### [Task brief]
Only the pictures are to be omitted; every entry beneath should otherwise be duplicated exactly.

### [Records supplied]
========================

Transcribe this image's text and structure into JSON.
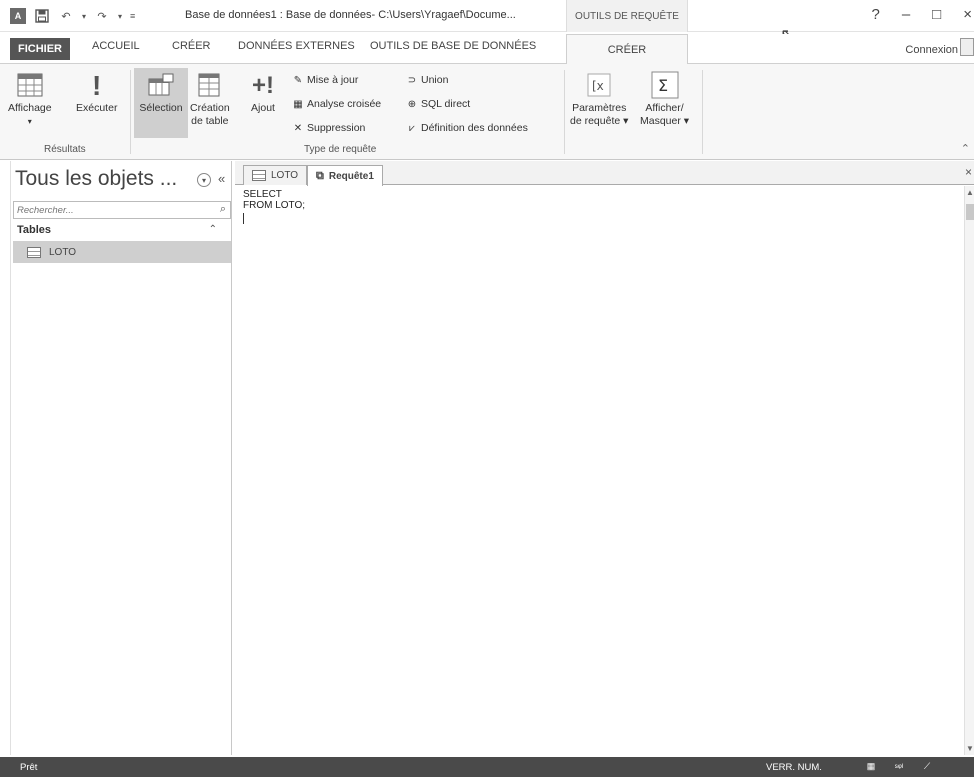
{
  "titlebar": {
    "doc_title": "Base de données1 : Base de données- C:\\Users\\Yragaef\\Docume...",
    "context_title": "OUTILS DE REQUÊTE",
    "window_controls": [
      "?",
      "–",
      "□",
      "×"
    ]
  },
  "tabs": {
    "fichier": "FICHIER",
    "accueil": "ACCUEIL",
    "creer": "CRÉER",
    "donnees_externes": "DONNÉES EXTERNES",
    "outils_bdd": "OUTILS DE BASE DE DONNÉES",
    "active": "CRÉER",
    "connexion": "Connexion"
  },
  "ribbon": {
    "affichage": "Affichage",
    "executer": "Exécuter",
    "resultats_group": "Résultats",
    "selection": "Sélection",
    "creation_line1": "Création",
    "creation_line2": "de table",
    "ajout": "Ajout",
    "mise_a_jour": "Mise à jour",
    "analyse_croisee": "Analyse croisée",
    "suppression": "Suppression",
    "union": "Union",
    "sql_direct": "SQL direct",
    "definition_donnees": "Définition des données",
    "type_requete_group": "Type de requête",
    "parametres_line1": "Paramètres",
    "parametres_line2": "de requête ▾",
    "afficher_line1": "Afficher/",
    "afficher_line2": "Masquer ▾"
  },
  "nav": {
    "title": "Tous les objets ...",
    "search_placeholder": "Rechercher...",
    "group_label": "Tables",
    "items": [
      "LOTO"
    ]
  },
  "documents": {
    "tabs": [
      "LOTO",
      "Requête1"
    ],
    "sql_text": "SELECT\nFROM LOTO;"
  },
  "status": {
    "ready": "Prêt",
    "verr_num": "VERR. NUM."
  }
}
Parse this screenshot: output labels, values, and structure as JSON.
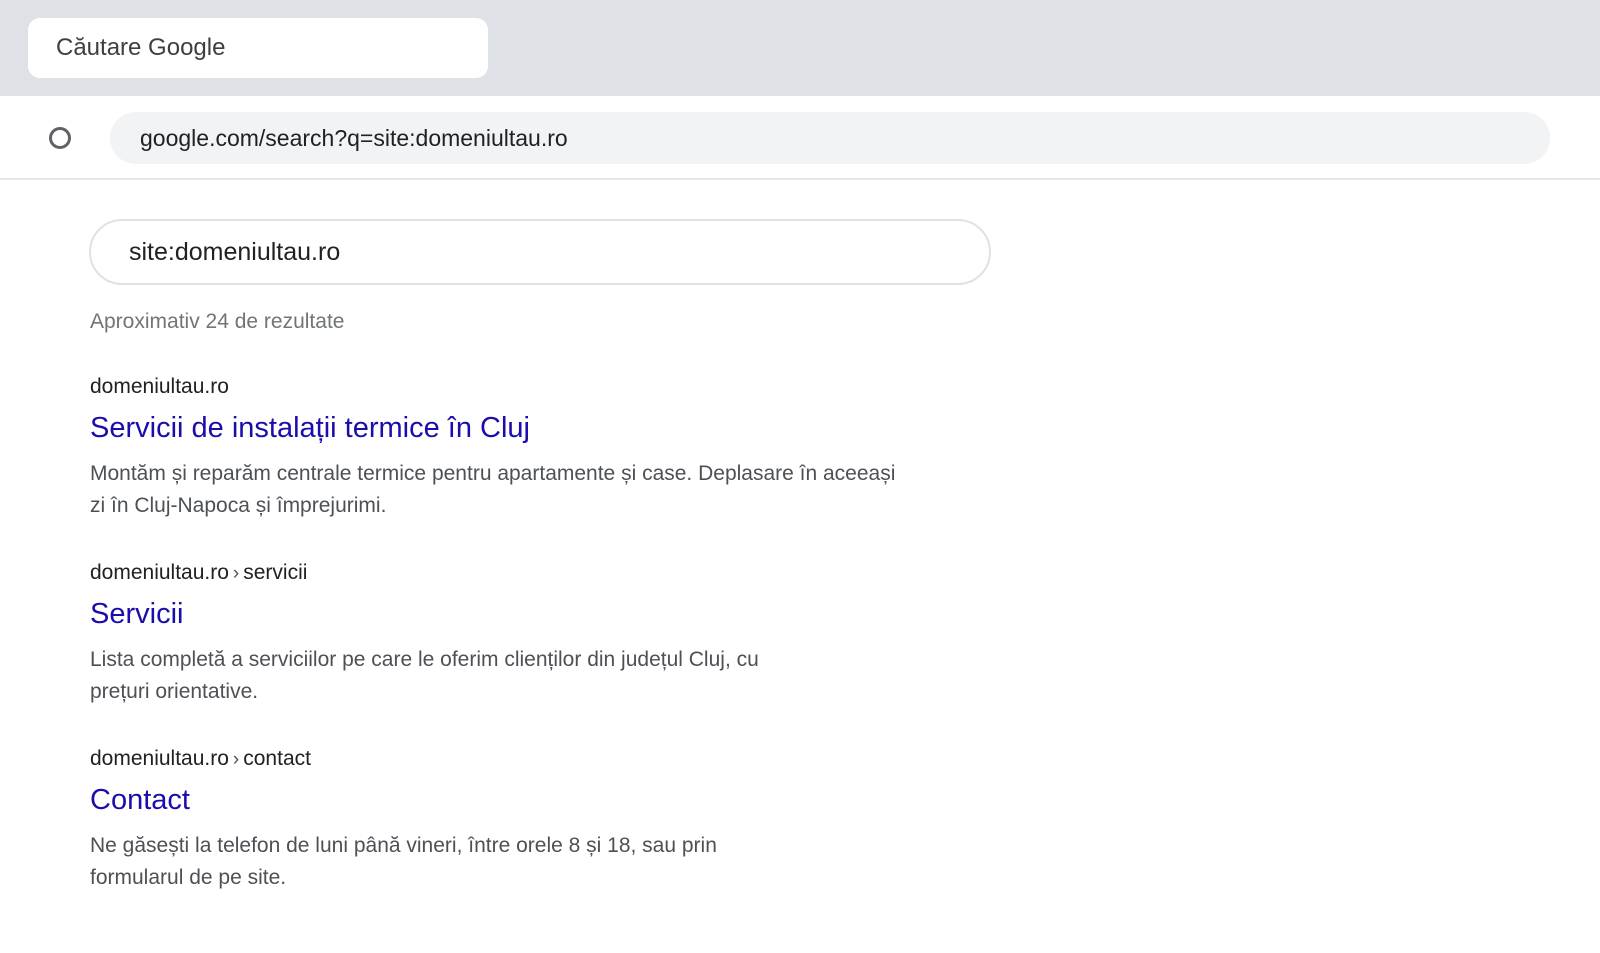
{
  "browser": {
    "tab_title": "Căutare Google",
    "address": "google.com/search?q=site:domeniultau.ro"
  },
  "search": {
    "query": "site:domeniultau.ro",
    "result_stats": "Aproximativ 24 de rezultate"
  },
  "results": [
    {
      "site": "domeniultau.ro",
      "path": "",
      "title": "Servicii de instalații termice în Cluj",
      "snippet": "Montăm și reparăm centrale termice pentru apartamente și case. Deplasare în aceeași zi în Cluj-Napoca și împrejurimi."
    },
    {
      "site": "domeniultau.ro",
      "path": "servicii",
      "title": "Servicii",
      "snippet": "Lista completă a serviciilor pe care le oferim clienților din județul Cluj, cu prețuri orientative."
    },
    {
      "site": "domeniultau.ro",
      "path": "contact",
      "title": "Contact",
      "snippet": "Ne găsești la telefon de luni până vineri, între orele 8 și 18, sau prin formularul de pe site."
    }
  ],
  "colors": {
    "link": "#1a0dab",
    "tabstrip": "#dee1e6",
    "omnibox": "#f1f3f4"
  },
  "icons": {
    "reload": "reload-icon"
  }
}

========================

### [Answer box]
Transcribe this image's text and structure into JSON.
{
  "titlebar": {
    "doc_title": "Base de données1 : Base de données- C:\\Users\\Yragaef\\Docume...",
    "context_title": "OUTILS DE REQUÊTE",
    "window_controls": [
      "?",
      "–",
      "□",
      "×"
    ]
  },
  "tabs": {
    "fichier": "FICHIER",
    "accueil": "ACCUEIL",
    "creer": "CRÉER",
    "donnees_externes": "DONNÉES EXTERNES",
    "outils_bdd": "OUTILS DE BASE DE DONNÉES",
    "active": "CRÉER",
    "connexion": "Connexion"
  },
  "ribbon": {
    "affichage": "Affichage",
    "executer": "Exécuter",
    "resultats_group": "Résultats",
    "selection": "Sélection",
    "creation_line1": "Création",
    "creation_line2": "de table",
    "ajout": "Ajout",
    "mise_a_jour": "Mise à jour",
    "analyse_croisee": "Analyse croisée",
    "suppression": "Suppression",
    "union": "Union",
    "sql_direct": "SQL direct",
    "definition_donnees": "Définition des données",
    "type_requete_group": "Type de requête",
    "parametres_line1": "Paramètres",
    "parametres_line2": "de requête ▾",
    "afficher_line1": "Afficher/",
    "afficher_line2": "Masquer ▾"
  },
  "nav": {
    "title": "Tous les objets ...",
    "search_placeholder": "Rechercher...",
    "group_label": "Tables",
    "items": [
      "LOTO"
    ]
  },
  "documents": {
    "tabs": [
      "LOTO",
      "Requête1"
    ],
    "sql_text": "SELECT\nFROM LOTO;"
  },
  "status": {
    "ready": "Prêt",
    "verr_num": "VERR. NUM."
  }
}
Parse this screenshot: output labels, values, and structure as JSON.
{
  "browser": {
    "tab_title": "Căutare Google",
    "address": "google.com/search?q=site:domeniultau.ro"
  },
  "search": {
    "query": "site:domeniultau.ro",
    "result_stats": "Aproximativ 24 de rezultate"
  },
  "results": [
    {
      "site": "domeniultau.ro",
      "path": "",
      "title": "Servicii de instalații termice în Cluj",
      "snippet": "Montăm și reparăm centrale termice pentru apartamente și case. Deplasare în aceeași zi în Cluj-Napoca și împrejurimi."
    },
    {
      "site": "domeniultau.ro",
      "path": "servicii",
      "title": "Servicii",
      "snippet": "Lista completă a serviciilor pe care le oferim clienților din județul Cluj, cu prețuri orientative."
    },
    {
      "site": "domeniultau.ro",
      "path": "contact",
      "title": "Contact",
      "snippet": "Ne găsești la telefon de luni până vineri, între orele 8 și 18, sau prin formularul de pe site."
    }
  ],
  "colors": {
    "link": "#1a0dab",
    "tabstrip": "#dee1e6",
    "omnibox": "#f1f3f4"
  },
  "icons": {
    "reload": "reload-icon"
  }
}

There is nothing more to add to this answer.